■ **Action item**: Retype each line of the listing below, word for word.

■ **Provided records**:
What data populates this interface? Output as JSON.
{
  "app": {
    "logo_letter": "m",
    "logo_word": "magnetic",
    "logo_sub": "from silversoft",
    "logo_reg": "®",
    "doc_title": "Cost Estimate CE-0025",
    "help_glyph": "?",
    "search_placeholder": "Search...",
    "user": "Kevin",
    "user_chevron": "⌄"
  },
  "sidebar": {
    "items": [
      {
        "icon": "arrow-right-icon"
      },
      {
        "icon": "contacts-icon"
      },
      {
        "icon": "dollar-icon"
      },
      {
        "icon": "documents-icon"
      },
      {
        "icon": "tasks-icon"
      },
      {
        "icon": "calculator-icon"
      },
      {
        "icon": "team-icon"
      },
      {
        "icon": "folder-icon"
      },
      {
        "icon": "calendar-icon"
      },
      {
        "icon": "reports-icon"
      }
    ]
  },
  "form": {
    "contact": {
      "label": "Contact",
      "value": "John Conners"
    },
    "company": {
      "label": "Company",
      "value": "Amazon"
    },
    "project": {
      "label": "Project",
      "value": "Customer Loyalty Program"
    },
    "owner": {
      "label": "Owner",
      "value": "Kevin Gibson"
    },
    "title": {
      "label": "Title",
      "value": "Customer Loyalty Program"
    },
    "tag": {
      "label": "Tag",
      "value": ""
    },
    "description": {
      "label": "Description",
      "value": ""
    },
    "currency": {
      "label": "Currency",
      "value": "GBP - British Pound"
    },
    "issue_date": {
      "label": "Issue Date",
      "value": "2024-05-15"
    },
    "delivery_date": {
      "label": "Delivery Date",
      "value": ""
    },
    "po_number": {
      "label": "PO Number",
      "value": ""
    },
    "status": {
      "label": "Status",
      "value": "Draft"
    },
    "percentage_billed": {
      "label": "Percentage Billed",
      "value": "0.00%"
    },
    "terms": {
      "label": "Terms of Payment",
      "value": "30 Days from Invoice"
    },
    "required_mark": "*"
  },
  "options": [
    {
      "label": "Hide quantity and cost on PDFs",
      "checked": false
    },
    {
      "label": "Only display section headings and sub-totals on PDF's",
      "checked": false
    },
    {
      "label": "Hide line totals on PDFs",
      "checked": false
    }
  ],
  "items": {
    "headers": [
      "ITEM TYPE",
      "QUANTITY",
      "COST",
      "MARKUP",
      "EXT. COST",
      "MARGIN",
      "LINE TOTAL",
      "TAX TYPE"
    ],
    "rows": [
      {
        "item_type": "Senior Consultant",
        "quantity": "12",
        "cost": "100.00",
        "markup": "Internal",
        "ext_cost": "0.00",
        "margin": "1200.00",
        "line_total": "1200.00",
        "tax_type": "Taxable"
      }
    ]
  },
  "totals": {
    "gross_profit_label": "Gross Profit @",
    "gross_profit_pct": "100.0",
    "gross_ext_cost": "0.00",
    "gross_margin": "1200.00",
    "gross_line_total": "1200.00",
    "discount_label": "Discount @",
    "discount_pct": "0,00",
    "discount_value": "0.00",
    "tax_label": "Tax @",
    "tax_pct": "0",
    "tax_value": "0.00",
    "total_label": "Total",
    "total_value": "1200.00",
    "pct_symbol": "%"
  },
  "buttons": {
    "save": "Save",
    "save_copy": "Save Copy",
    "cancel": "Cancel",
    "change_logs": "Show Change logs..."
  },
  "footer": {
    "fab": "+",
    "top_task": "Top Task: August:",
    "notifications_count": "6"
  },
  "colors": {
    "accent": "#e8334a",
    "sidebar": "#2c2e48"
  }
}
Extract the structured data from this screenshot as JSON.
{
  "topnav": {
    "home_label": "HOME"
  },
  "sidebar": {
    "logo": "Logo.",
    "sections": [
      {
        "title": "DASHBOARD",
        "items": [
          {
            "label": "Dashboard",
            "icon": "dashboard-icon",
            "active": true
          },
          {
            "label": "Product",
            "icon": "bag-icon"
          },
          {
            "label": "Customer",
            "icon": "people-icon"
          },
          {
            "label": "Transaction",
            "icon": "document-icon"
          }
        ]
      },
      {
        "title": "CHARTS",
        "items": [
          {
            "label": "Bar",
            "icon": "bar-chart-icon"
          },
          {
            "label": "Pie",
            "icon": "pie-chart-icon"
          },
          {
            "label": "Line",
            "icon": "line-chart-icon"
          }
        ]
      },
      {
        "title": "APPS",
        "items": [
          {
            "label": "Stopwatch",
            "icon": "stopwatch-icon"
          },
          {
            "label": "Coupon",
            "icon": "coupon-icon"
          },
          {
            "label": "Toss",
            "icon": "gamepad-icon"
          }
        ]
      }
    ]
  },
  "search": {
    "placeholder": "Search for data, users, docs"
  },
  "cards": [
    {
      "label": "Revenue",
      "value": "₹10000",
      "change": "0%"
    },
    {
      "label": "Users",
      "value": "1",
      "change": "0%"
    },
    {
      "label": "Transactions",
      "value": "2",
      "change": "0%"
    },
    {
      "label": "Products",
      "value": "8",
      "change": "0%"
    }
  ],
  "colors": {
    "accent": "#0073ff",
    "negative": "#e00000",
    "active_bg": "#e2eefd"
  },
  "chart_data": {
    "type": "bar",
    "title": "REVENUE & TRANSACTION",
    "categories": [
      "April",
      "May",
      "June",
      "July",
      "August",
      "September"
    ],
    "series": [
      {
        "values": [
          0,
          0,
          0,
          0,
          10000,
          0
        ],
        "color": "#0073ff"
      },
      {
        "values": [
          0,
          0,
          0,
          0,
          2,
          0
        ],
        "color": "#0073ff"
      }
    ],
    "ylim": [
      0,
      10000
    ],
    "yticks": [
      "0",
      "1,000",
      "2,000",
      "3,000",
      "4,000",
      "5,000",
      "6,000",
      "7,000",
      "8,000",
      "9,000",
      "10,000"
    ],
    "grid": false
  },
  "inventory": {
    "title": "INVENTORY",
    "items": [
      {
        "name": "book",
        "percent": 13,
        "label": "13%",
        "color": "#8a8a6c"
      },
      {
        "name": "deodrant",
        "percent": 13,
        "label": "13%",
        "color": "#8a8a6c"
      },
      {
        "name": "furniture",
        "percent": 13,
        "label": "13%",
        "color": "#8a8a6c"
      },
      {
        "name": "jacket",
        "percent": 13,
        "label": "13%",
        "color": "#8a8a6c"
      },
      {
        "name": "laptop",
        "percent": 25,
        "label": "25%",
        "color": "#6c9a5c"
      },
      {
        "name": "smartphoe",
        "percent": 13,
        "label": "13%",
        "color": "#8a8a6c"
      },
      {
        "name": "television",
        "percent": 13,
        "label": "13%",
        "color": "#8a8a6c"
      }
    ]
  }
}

■ **Response to this task**:
What data populates this interface? Output as JSON.
{
  "app": {
    "logo_letter": "m",
    "logo_word": "magnetic",
    "logo_sub": "from silversoft",
    "logo_reg": "®",
    "doc_title": "Cost Estimate CE-0025",
    "help_glyph": "?",
    "search_placeholder": "Search...",
    "user": "Kevin",
    "user_chevron": "⌄"
  },
  "sidebar": {
    "items": [
      {
        "icon": "arrow-right-icon"
      },
      {
        "icon": "contacts-icon"
      },
      {
        "icon": "dollar-icon"
      },
      {
        "icon": "documents-icon"
      },
      {
        "icon": "tasks-icon"
      },
      {
        "icon": "calculator-icon"
      },
      {
        "icon": "team-icon"
      },
      {
        "icon": "folder-icon"
      },
      {
        "icon": "calendar-icon"
      },
      {
        "icon": "reports-icon"
      }
    ]
  },
  "form": {
    "contact": {
      "label": "Contact",
      "value": "John Conners"
    },
    "company": {
      "label": "Company",
      "value": "Amazon"
    },
    "project": {
      "label": "Project",
      "value": "Customer Loyalty Program"
    },
    "owner": {
      "label": "Owner",
      "value": "Kevin Gibson"
    },
    "title": {
      "label": "Title",
      "value": "Customer Loyalty Program"
    },
    "tag": {
      "label": "Tag",
      "value": ""
    },
    "description": {
      "label": "Description",
      "value": ""
    },
    "currency": {
      "label": "Currency",
      "value": "GBP - British Pound"
    },
    "issue_date": {
      "label": "Issue Date",
      "value": "2024-05-15"
    },
    "delivery_date": {
      "label": "Delivery Date",
      "value": ""
    },
    "po_number": {
      "label": "PO Number",
      "value": ""
    },
    "status": {
      "label": "Status",
      "value": "Draft"
    },
    "percentage_billed": {
      "label": "Percentage Billed",
      "value": "0.00%"
    },
    "terms": {
      "label": "Terms of Payment",
      "value": "30 Days from Invoice"
    },
    "required_mark": "*"
  },
  "options": [
    {
      "label": "Hide quantity and cost on PDFs",
      "checked": false
    },
    {
      "label": "Only display section headings and sub-totals on PDF's",
      "checked": false
    },
    {
      "label": "Hide line totals on PDFs",
      "checked": false
    }
  ],
  "items": {
    "headers": [
      "ITEM TYPE",
      "QUANTITY",
      "COST",
      "MARKUP",
      "EXT. COST",
      "MARGIN",
      "LINE TOTAL",
      "TAX TYPE"
    ],
    "rows": [
      {
        "item_type": "Senior Consultant",
        "quantity": "12",
        "cost": "100.00",
        "markup": "Internal",
        "ext_cost": "0.00",
        "margin": "1200.00",
        "line_total": "1200.00",
        "tax_type": "Taxable"
      }
    ]
  },
  "totals": {
    "gross_profit_label": "Gross Profit @",
    "gross_profit_pct": "100.0",
    "gross_ext_cost": "0.00",
    "gross_margin": "1200.00",
    "gross_line_total": "1200.00",
    "discount_label": "Discount @",
    "discount_pct": "0,00",
    "discount_value": "0.00",
    "tax_label": "Tax @",
    "tax_pct": "0",
    "tax_value": "0.00",
    "total_label": "Total",
    "total_value": "1200.00",
    "pct_symbol": "%"
  },
  "buttons": {
    "save": "Save",
    "save_copy": "Save Copy",
    "cancel": "Cancel",
    "change_logs": "Show Change logs..."
  },
  "footer": {
    "fab": "+",
    "top_task": "Top Task: August:",
    "notifications_count": "6"
  },
  "colors": {
    "accent": "#e8334a",
    "sidebar": "#2c2e48"
  }
}
Extract the structured data from this screenshot as JSON.
{
  "topnav": {
    "home_label": "HOME"
  },
  "sidebar": {
    "logo": "Logo.",
    "sections": [
      {
        "title": "DASHBOARD",
        "items": [
          {
            "label": "Dashboard",
            "icon": "dashboard-icon",
            "active": true
          },
          {
            "label": "Product",
            "icon": "bag-icon"
          },
          {
            "label": "Customer",
            "icon": "people-icon"
          },
          {
            "label": "Transaction",
            "icon": "document-icon"
          }
        ]
      },
      {
        "title": "CHARTS",
        "items": [
          {
            "label": "Bar",
            "icon": "bar-chart-icon"
          },
          {
            "label": "Pie",
            "icon": "pie-chart-icon"
          },
          {
            "label": "Line",
            "icon": "line-chart-icon"
          }
        ]
      },
      {
        "title": "APPS",
        "items": [
          {
            "label": "Stopwatch",
            "icon": "stopwatch-icon"
          },
          {
            "label": "Coupon",
            "icon": "coupon-icon"
          },
          {
            "label": "Toss",
            "icon": "gamepad-icon"
          }
        ]
      }
    ]
  },
  "search": {
    "placeholder": "Search for data, users, docs"
  },
  "cards": [
    {
      "label": "Revenue",
      "value": "₹10000",
      "change": "0%"
    },
    {
      "label": "Users",
      "value": "1",
      "change": "0%"
    },
    {
      "label": "Transactions",
      "value": "2",
      "change": "0%"
    },
    {
      "label": "Products",
      "value": "8",
      "change": "0%"
    }
  ],
  "colors": {
    "accent": "#0073ff",
    "negative": "#e00000",
    "active_bg": "#e2eefd"
  },
  "chart_data": {
    "type": "bar",
    "title": "REVENUE & TRANSACTION",
    "categories": [
      "April",
      "May",
      "June",
      "July",
      "August",
      "September"
    ],
    "series": [
      {
        "values": [
          0,
          0,
          0,
          0,
          10000,
          0
        ],
        "color": "#0073ff"
      },
      {
        "values": [
          0,
          0,
          0,
          0,
          2,
          0
        ],
        "color": "#0073ff"
      }
    ],
    "ylim": [
      0,
      10000
    ],
    "yticks": [
      "0",
      "1,000",
      "2,000",
      "3,000",
      "4,000",
      "5,000",
      "6,000",
      "7,000",
      "8,000",
      "9,000",
      "10,000"
    ],
    "grid": false
  },
  "inventory": {
    "title": "INVENTORY",
    "items": [
      {
        "name": "book",
        "percent": 13,
        "label": "13%",
        "color": "#8a8a6c"
      },
      {
        "name": "deodrant",
        "percent": 13,
        "label": "13%",
        "color": "#8a8a6c"
      },
      {
        "name": "furniture",
        "percent": 13,
        "label": "13%",
        "color": "#8a8a6c"
      },
      {
        "name": "jacket",
        "percent": 13,
        "label": "13%",
        "color": "#8a8a6c"
      },
      {
        "name": "laptop",
        "percent": 25,
        "label": "25%",
        "color": "#6c9a5c"
      },
      {
        "name": "smartphoe",
        "percent": 13,
        "label": "13%",
        "color": "#8a8a6c"
      },
      {
        "name": "television",
        "percent": 13,
        "label": "13%",
        "color": "#8a8a6c"
      }
    ]
  }
}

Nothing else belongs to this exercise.